_ACTION ITEM_.
Where "title" appears in a line of the entries below, that line should be copied.

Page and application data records
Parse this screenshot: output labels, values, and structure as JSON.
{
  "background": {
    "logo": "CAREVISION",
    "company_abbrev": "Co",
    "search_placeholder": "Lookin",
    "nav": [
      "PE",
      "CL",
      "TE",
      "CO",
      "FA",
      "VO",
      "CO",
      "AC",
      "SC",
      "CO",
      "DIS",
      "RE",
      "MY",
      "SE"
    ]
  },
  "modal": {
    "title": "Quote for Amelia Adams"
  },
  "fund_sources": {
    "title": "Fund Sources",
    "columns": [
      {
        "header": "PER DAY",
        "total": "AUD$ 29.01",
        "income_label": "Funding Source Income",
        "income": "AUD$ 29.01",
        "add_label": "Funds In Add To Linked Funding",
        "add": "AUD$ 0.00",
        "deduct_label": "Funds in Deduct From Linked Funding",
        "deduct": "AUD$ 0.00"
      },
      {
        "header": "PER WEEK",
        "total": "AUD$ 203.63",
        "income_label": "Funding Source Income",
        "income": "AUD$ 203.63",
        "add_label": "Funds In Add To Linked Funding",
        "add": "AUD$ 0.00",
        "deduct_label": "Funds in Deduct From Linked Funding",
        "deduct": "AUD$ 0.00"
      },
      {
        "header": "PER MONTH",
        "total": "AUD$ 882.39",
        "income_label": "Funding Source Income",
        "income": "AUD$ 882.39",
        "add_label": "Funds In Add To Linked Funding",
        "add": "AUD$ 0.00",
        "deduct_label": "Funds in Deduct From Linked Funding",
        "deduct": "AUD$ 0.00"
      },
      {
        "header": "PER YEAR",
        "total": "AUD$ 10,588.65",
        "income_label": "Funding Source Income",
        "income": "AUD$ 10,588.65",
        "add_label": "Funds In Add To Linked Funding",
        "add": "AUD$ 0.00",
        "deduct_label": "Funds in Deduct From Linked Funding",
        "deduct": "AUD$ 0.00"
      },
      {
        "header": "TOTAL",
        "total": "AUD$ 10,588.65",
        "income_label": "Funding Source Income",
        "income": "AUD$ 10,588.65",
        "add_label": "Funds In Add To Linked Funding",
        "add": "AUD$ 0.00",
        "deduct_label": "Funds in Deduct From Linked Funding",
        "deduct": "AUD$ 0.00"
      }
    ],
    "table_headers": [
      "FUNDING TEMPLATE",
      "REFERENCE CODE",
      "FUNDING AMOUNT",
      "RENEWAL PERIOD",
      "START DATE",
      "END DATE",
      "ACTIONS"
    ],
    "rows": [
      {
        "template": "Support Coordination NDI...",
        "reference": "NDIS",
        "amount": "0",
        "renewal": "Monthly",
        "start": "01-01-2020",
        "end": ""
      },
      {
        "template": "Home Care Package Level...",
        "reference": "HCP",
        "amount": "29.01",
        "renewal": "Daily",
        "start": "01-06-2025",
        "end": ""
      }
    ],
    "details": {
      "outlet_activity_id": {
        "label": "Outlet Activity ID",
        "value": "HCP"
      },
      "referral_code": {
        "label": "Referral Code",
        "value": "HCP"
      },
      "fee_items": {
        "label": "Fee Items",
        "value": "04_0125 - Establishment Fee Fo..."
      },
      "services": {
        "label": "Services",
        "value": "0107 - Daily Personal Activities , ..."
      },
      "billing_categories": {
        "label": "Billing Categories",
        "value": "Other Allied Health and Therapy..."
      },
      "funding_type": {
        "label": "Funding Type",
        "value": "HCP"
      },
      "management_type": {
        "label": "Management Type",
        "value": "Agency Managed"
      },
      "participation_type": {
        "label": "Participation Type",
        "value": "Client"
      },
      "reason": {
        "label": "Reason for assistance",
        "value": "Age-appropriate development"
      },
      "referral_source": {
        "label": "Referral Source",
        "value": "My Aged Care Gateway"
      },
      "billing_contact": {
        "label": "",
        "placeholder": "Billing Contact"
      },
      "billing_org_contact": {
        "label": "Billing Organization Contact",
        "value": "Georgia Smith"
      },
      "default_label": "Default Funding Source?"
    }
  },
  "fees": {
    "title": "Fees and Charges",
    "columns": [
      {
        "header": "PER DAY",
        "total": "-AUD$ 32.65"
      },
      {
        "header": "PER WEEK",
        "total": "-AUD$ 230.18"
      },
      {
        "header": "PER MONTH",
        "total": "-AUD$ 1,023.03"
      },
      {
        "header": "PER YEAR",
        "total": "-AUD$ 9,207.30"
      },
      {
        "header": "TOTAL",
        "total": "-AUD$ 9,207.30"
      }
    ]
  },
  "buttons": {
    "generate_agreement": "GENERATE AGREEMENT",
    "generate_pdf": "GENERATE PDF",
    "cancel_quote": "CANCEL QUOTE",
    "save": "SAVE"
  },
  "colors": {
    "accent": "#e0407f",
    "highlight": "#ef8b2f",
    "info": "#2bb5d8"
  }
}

_OUTPUT OF THE EXERCISE_.
    "title": "Quote for Amelia Adams"
    "title": "Fund Sources",
    "title": "Fees and Charges",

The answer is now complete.